(DATASET EXCERPTS begins)

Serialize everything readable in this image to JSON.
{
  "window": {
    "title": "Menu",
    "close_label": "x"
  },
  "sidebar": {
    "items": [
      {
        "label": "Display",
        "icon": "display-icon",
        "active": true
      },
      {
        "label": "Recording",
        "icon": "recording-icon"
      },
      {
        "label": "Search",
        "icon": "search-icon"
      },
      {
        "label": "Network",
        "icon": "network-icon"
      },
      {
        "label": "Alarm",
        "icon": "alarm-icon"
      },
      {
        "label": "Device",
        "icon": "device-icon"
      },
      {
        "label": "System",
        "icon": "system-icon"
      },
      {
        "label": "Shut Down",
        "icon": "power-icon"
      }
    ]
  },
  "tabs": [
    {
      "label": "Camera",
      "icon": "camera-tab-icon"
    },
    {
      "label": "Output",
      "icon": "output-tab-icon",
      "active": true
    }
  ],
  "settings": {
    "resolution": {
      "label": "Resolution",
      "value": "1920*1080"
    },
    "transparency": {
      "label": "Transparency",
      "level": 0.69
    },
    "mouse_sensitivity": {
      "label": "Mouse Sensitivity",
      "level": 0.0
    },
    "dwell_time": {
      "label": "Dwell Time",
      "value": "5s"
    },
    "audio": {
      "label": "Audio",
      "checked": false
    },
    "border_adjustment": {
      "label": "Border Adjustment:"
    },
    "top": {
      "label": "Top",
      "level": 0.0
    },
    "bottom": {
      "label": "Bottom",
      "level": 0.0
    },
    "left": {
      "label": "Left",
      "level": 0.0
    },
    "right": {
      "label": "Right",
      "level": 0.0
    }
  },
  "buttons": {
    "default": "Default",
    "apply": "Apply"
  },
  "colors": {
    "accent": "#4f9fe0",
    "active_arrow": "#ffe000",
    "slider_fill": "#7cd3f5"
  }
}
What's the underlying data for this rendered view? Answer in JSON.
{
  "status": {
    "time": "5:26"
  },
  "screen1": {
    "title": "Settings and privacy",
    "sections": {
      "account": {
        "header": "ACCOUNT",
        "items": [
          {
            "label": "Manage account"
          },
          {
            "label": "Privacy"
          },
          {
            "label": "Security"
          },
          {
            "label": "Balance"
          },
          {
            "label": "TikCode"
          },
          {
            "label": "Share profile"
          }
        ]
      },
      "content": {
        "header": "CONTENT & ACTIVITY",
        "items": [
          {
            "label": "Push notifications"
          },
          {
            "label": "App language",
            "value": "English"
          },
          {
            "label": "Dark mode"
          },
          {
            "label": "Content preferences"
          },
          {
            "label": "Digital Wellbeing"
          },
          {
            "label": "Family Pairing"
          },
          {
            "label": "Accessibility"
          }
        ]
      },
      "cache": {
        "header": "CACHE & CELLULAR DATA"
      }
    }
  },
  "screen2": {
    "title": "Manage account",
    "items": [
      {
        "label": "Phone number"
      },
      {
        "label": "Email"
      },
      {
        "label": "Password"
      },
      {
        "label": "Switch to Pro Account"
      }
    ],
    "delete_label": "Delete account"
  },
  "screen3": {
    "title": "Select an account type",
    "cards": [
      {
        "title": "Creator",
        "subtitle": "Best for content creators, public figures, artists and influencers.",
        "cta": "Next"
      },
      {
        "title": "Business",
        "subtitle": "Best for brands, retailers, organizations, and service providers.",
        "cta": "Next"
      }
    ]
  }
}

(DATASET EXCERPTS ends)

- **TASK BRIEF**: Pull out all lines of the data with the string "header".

- **EXPECTED ANSWER**:
        "header": "ACCOUNT",
        "header": "CONTENT & ACTIVITY",
        "header": "CACHE & CELLULAR DATA"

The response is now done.